### [Exercise directions]
The answer must be a single number: how many lines in the entries hold the string "Gemeinsamer".

(Recorded data)
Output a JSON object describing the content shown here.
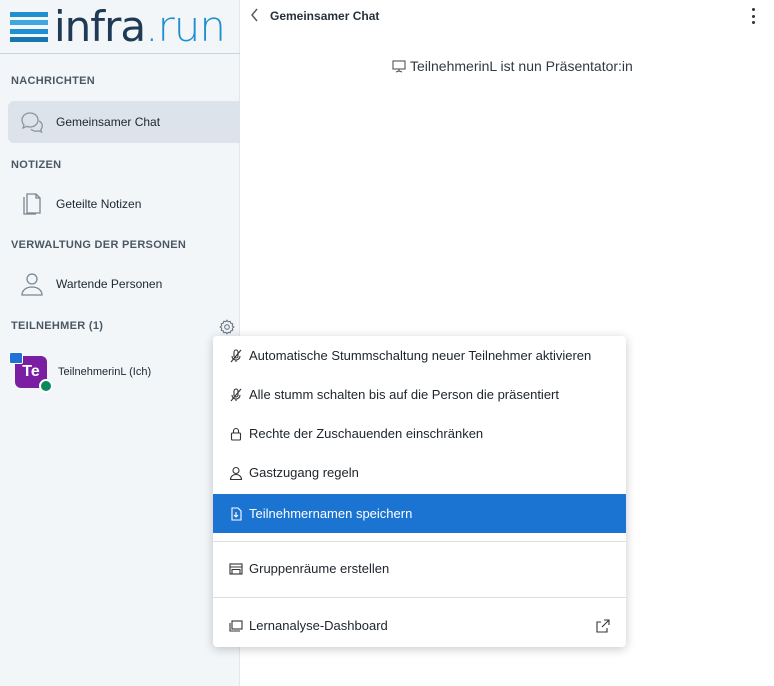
{
  "logo": {
    "main": "infra",
    "dot": ".",
    "tld": "run"
  },
  "sidebar": {
    "messages_title": "NACHRICHTEN",
    "public_chat": "Gemeinsamer Chat",
    "notes_title": "NOTIZEN",
    "shared_notes": "Geteilte Notizen",
    "user_management_title": "VERWALTUNG DER PERSONEN",
    "waiting_users": "Wartende Personen",
    "participants_title": "TEILNEHMER (1)",
    "participant": {
      "initials": "Te",
      "name": "TeilnehmerinL (Ich)"
    }
  },
  "chat": {
    "title": "Gemeinsamer Chat",
    "system_message": "TeilnehmerinL ist nun Präsentator:in"
  },
  "menu": {
    "items": [
      {
        "label": "Automatische Stummschaltung neuer Teilnehmer aktivieren",
        "icon": "mic-off-icon"
      },
      {
        "label": "Alle stumm schalten bis auf die Person die präsentiert",
        "icon": "mic-off-icon"
      },
      {
        "label": "Rechte der Zuschauenden einschränken",
        "icon": "lock-icon"
      },
      {
        "label": "Gastzugang regeln",
        "icon": "user-icon"
      },
      {
        "label": "Teilnehmernamen speichern",
        "icon": "download-file-icon",
        "selected": true
      },
      {
        "label": "Gruppenräume erstellen",
        "icon": "rooms-icon"
      },
      {
        "label": "Lernanalyse-Dashboard",
        "icon": "dashboard-icon"
      }
    ]
  },
  "colors": {
    "accent": "#1b73d2",
    "avatar": "#7b1fa2",
    "mic_badge": "#0a8a5c",
    "logo_blue": "#1f8fd0",
    "logo_dark": "#1e3a54"
  }
}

### [Answer space]
2